GitHub Issues: 37, 38, 58, 76, 78, 79, 80, 82, 84

04

2018-11-16

Bret Jordan

Drew Varner

Renamed resource subtype manifest-entry to manifest-record. Added clarifying text for each endpoint on error codes to be returned. Removed the STIX media type and STIX Bundle and replaced it with a TAXII Envelope. Added a limit URL parameter and a spec_versions match filter parameter. Added clarifying text around TAXII timestamps needing microsecond precision. Cleaned up text and deemphasized content other than STIX.

 

GitHub Issues: 52, 87, 88, 89, 90, 91, 92, 93, 94

05

2018-12-03

Bret Jordan

Drew Varner

Minor editorial change form WD04 and added User-Agent text.

 

GitHub Issues: 86

06

2019-01-24

Bret Jordan

Drew Varner

Changed envelope to contain a list of objects instead of containing a STIX Bundle. Fixed some text around the new spec version filter and made sure the filters and pagination elements are on all appropriate endpoints.

 

GitHub Issues: 32, 42, 44, 50, 59, 60, 81, 83, 95, 96, 97, 98, 99, 103

07

2019-07-16

Bret Jordan

Drew Varner

Added language in 3.4.1 to support objects with no version information. Changes from "records" to "objects" in section 3.4 and Appendix B.

08

2019-09-17

Bret Jordan

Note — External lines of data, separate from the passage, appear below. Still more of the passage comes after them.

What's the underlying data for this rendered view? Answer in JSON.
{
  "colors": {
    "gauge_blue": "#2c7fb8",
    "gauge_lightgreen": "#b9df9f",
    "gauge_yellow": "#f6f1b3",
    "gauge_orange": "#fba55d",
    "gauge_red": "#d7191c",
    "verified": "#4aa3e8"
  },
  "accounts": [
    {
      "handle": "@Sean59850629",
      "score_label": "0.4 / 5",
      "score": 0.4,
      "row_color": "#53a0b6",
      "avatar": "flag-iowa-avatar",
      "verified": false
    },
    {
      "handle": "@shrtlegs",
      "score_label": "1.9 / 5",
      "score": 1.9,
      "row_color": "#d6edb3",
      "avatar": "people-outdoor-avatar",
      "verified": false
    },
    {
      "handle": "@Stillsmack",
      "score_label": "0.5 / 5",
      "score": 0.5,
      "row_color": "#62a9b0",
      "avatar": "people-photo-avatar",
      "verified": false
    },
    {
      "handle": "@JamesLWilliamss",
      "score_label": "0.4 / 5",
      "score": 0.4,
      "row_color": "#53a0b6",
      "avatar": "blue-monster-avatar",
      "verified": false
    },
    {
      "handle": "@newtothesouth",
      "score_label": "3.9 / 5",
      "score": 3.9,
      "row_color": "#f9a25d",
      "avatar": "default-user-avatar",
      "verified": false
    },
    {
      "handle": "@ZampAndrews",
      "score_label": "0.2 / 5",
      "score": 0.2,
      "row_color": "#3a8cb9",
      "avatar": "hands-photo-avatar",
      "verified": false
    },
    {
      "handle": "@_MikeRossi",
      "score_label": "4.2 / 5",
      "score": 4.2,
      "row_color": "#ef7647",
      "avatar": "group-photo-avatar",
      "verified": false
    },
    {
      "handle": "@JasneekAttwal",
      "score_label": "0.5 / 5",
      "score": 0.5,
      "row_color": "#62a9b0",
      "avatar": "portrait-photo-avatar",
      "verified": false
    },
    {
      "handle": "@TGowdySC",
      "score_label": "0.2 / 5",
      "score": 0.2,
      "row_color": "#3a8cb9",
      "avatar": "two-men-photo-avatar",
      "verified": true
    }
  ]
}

Drew Varner

Fixed broken links identified by OASIS Admin and two typos. Added informational and example text and put it in section 3.5, moving the other sections down and fixed all of the references.

09

2019-10-17

Bret Jordan

Drew Varner

Fix two grammar typos in the conformance section. Added the concept of a "next" value to pagination. This impacted sections 3.4, 3.5, and 3.7. Removed some references to the STIX media type that we no longer use in TAXII. Added some text to the security considerations for handling the "next" value in pagination. Add the "next" url parameter to appropriate endpoints.

10

2019-11-12

Bret Jordan

Drew Varner

Added a clause to the version property of the manifest resource and the status resource to address SCOs that do not have created or modified timestamps.